Assignments, Assumptions, Expectations, and Guesses....oh my!
Narratives about gender, especially in children's books, that say an adult or doctor made a guess about a baby’s gender based on their body is not a true statement. In our current culture gender assignments/expectations are attached to sex assignments. These are not guesses or assumptions.
Understanding the distinction is much more than a children's book having to be perfect or just not liking word choice. It is about understanding how implicit bias impacts stories and the deeper nonverbal messages that they send especially in regards to body and gender oppression. If implicit biases are not confronted and dealt with, these biases infuse the stories we tell in more ways than one and inadvertently end up reconfirming the very oppression we are trying to dismantle.

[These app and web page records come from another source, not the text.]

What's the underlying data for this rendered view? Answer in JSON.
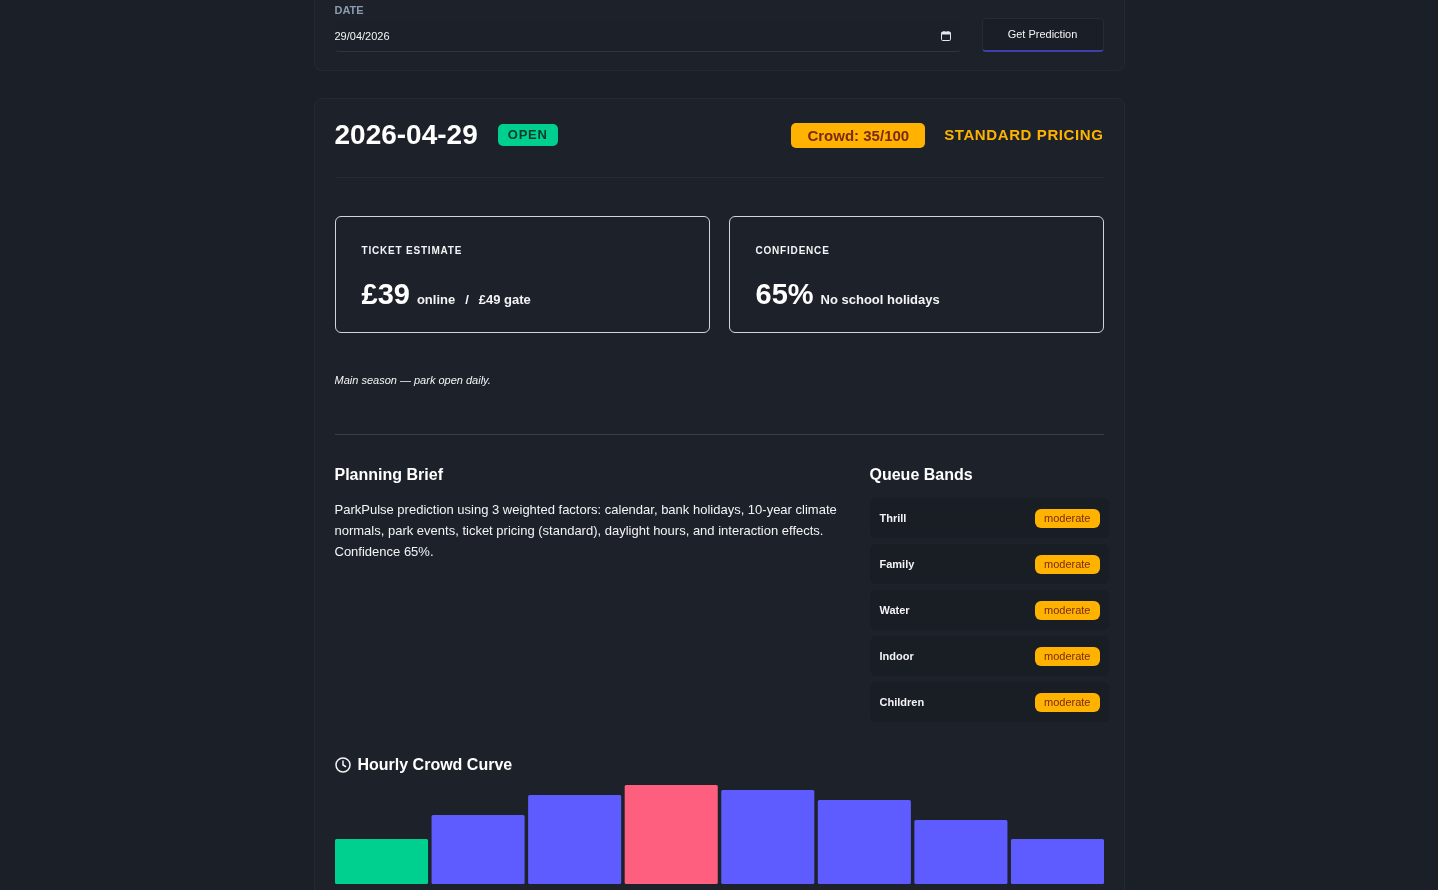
{
  "date_form": {
    "label": "DATE",
    "value": "29/04/2026",
    "button": "Get Prediction"
  },
  "summary": {
    "date": "2026-04-29",
    "status": {
      "label": "OPEN",
      "kind": "open"
    },
    "crowd": "Crowd: 35/100",
    "pricing": "STANDARD PRICING"
  },
  "stats": [
    {
      "label": "TICKET ESTIMATE",
      "value": "£39",
      "notes": [
        "online",
        "/",
        "£49 gate"
      ]
    },
    {
      "label": "CONFIDENCE",
      "value": "65%",
      "notes": [
        "No school holidays"
      ]
    }
  ],
  "season_note": "Main season — park open daily.",
  "planning_brief": {
    "title": "Planning Brief",
    "text": "ParkPulse prediction using 3 weighted factors: calendar, bank holidays, 10-year climate normals, park events, ticket pricing (standard), daylight hours, and interaction effects. Confidence 65%."
  },
  "queue_bands": {
    "title": "Queue Bands",
    "items": [
      {
        "name": "Thrill",
        "band": "moderate",
        "color": "#ffb300"
      },
      {
        "name": "Family",
        "band": "moderate",
        "color": "#ffb300"
      },
      {
        "name": "Water",
        "band": "moderate",
        "color": "#ffb300"
      },
      {
        "name": "Indoor",
        "band": "moderate",
        "color": "#ffb300"
      },
      {
        "name": "Children",
        "band": "moderate",
        "color": "#ffb300"
      }
    ]
  },
  "hourly_chart": {
    "title": "Hourly Crowd Curve"
  }
}
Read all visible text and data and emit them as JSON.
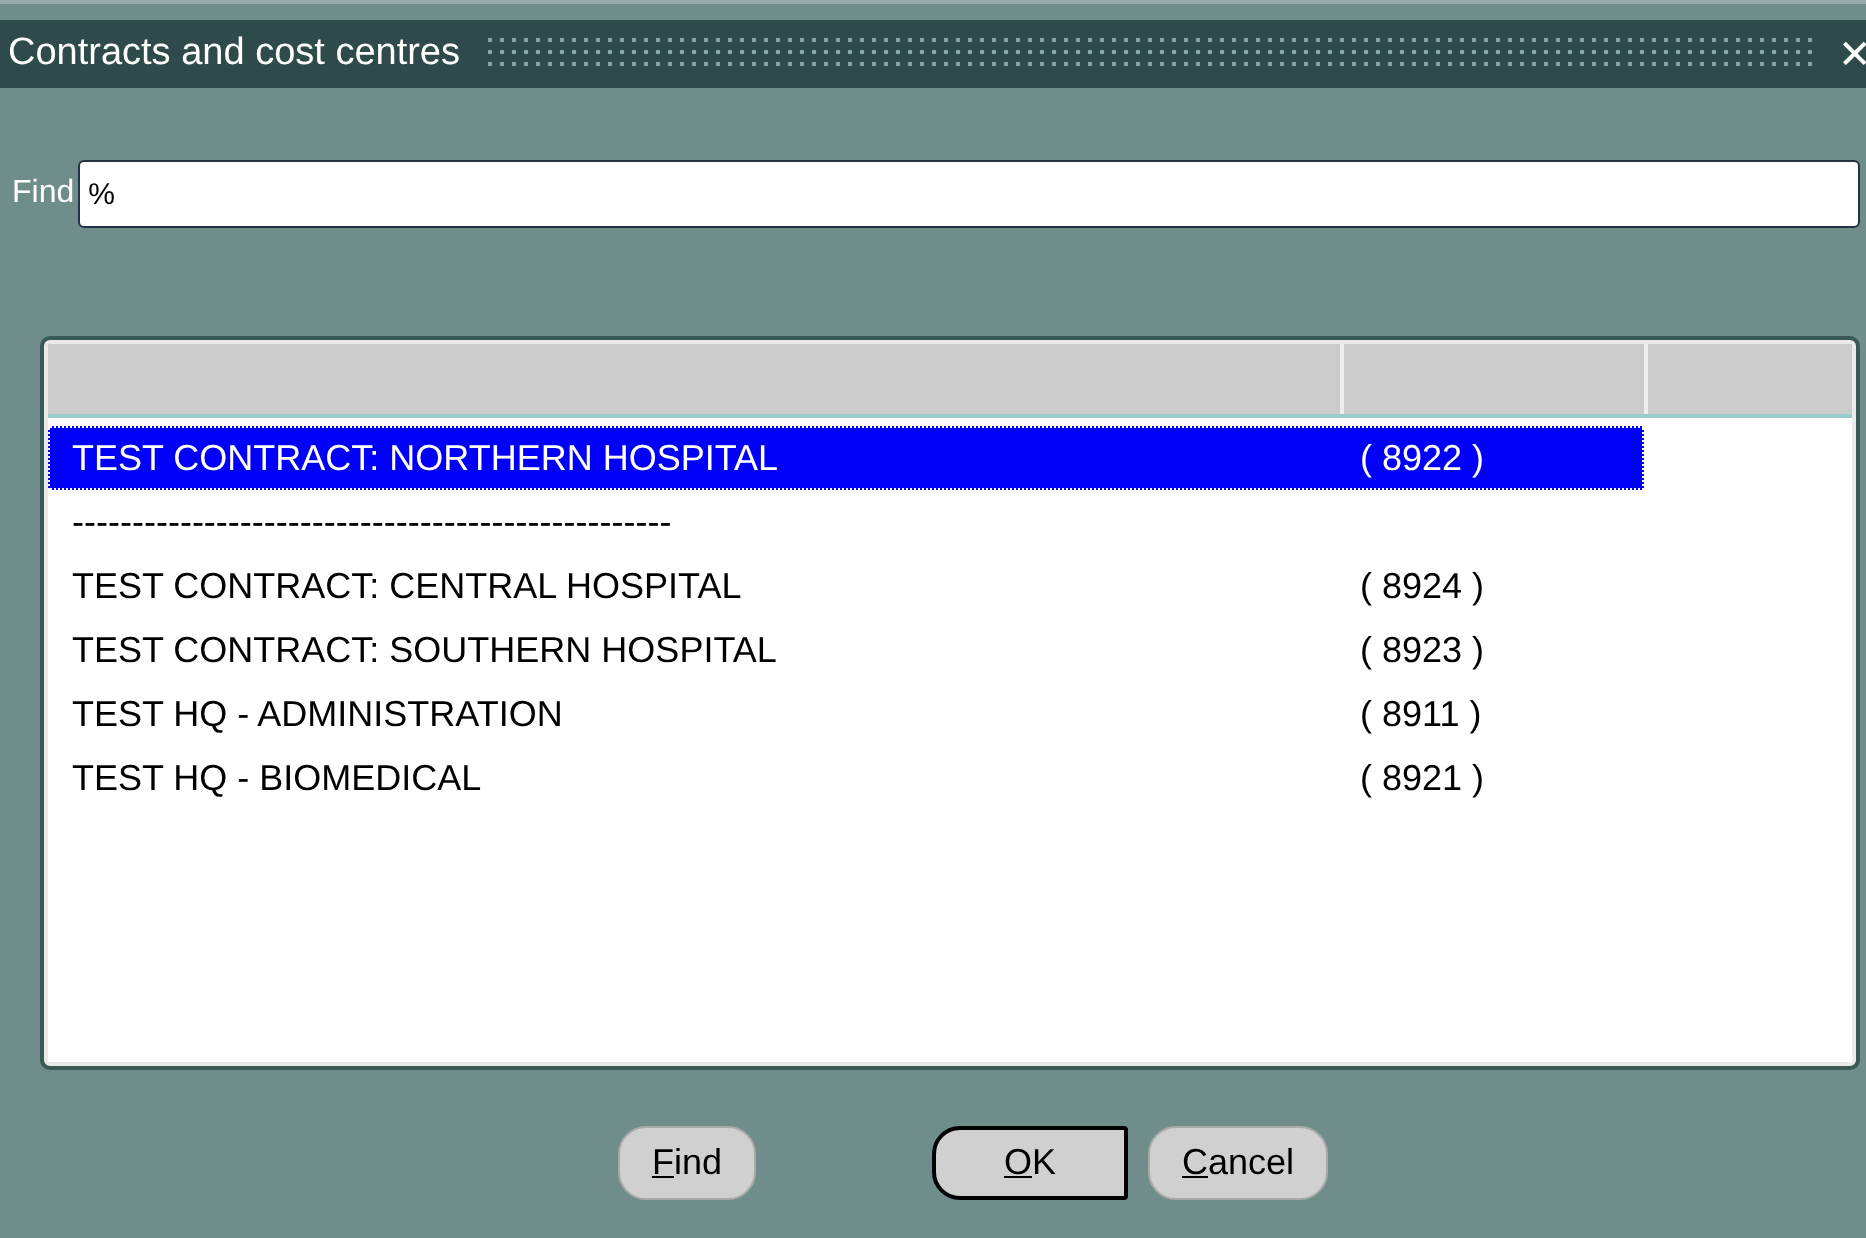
{
  "window": {
    "title": "Contracts and cost centres",
    "close": "✕"
  },
  "find": {
    "label": "Find",
    "value": "%"
  },
  "table": {
    "rows": [
      {
        "kind": "item",
        "name": "TEST CONTRACT: NORTHERN HOSPITAL",
        "code": "( 8922 )",
        "selected": true
      },
      {
        "kind": "separator",
        "name": "--------------------------------------------------",
        "selected": false
      },
      {
        "kind": "item",
        "name": "TEST CONTRACT: CENTRAL HOSPITAL",
        "code": "( 8924 )",
        "selected": false
      },
      {
        "kind": "item",
        "name": "TEST CONTRACT: SOUTHERN HOSPITAL",
        "code": "( 8923 )",
        "selected": false
      },
      {
        "kind": "item",
        "name": "TEST HQ - ADMINISTRATION",
        "code": "( 8911 )",
        "selected": false
      },
      {
        "kind": "item",
        "name": "TEST HQ - BIOMEDICAL",
        "code": "( 8921 )",
        "selected": false
      }
    ]
  },
  "buttons": [
    {
      "label": "Find",
      "default": false
    },
    {
      "label": "OK",
      "default": true
    },
    {
      "label": "Cancel",
      "default": false
    }
  ]
}
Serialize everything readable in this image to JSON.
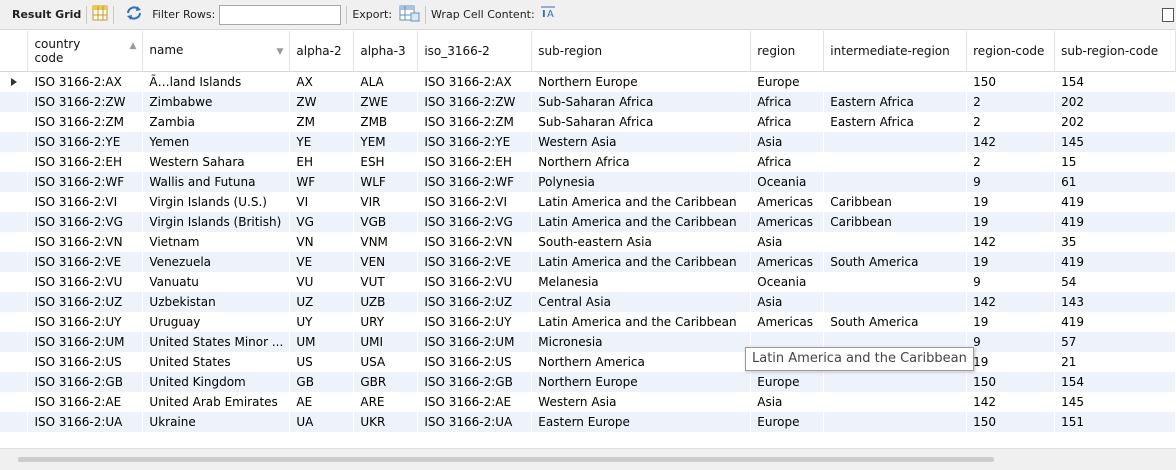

Why is this important to understand?
From a nature-based, decolonized and holistic perspective, having accurate context of systemic oppression is key. In an equitable world we wouldn’t be doing ANY of these things above.
BUT, if we don’t understand how labels at birth are currently determined and what they are based on - stereotypes, behavior requirements, and privilege - we do not have accurate context to understand why oppression is happening and continues to happen to anyone who does not conform.
Without context, all the responsibility for oppression then rests on an individual’s body, and specifically on the trans body, instead of where it should be placed - on the system and its assignments.
Get the Coloring Page
How to Tell if it's a Guess, Assumption, Expectation, or Assignment about Someone's Gender
A coloring page of the flow chart above! Coloring is not just for kids and brings in the nonverbal, offering an opportunity for greater embodiment through holistic and alternative ways of understanding and knowing.
For parents, educators, therapists, community members, and anyone wanting to expand their understanding of gender in a facilitated format
Highlights why a fundamental shift in how we think and talk about gender is critical for us to move forward into a new world that supports, celebrates, and values everyone.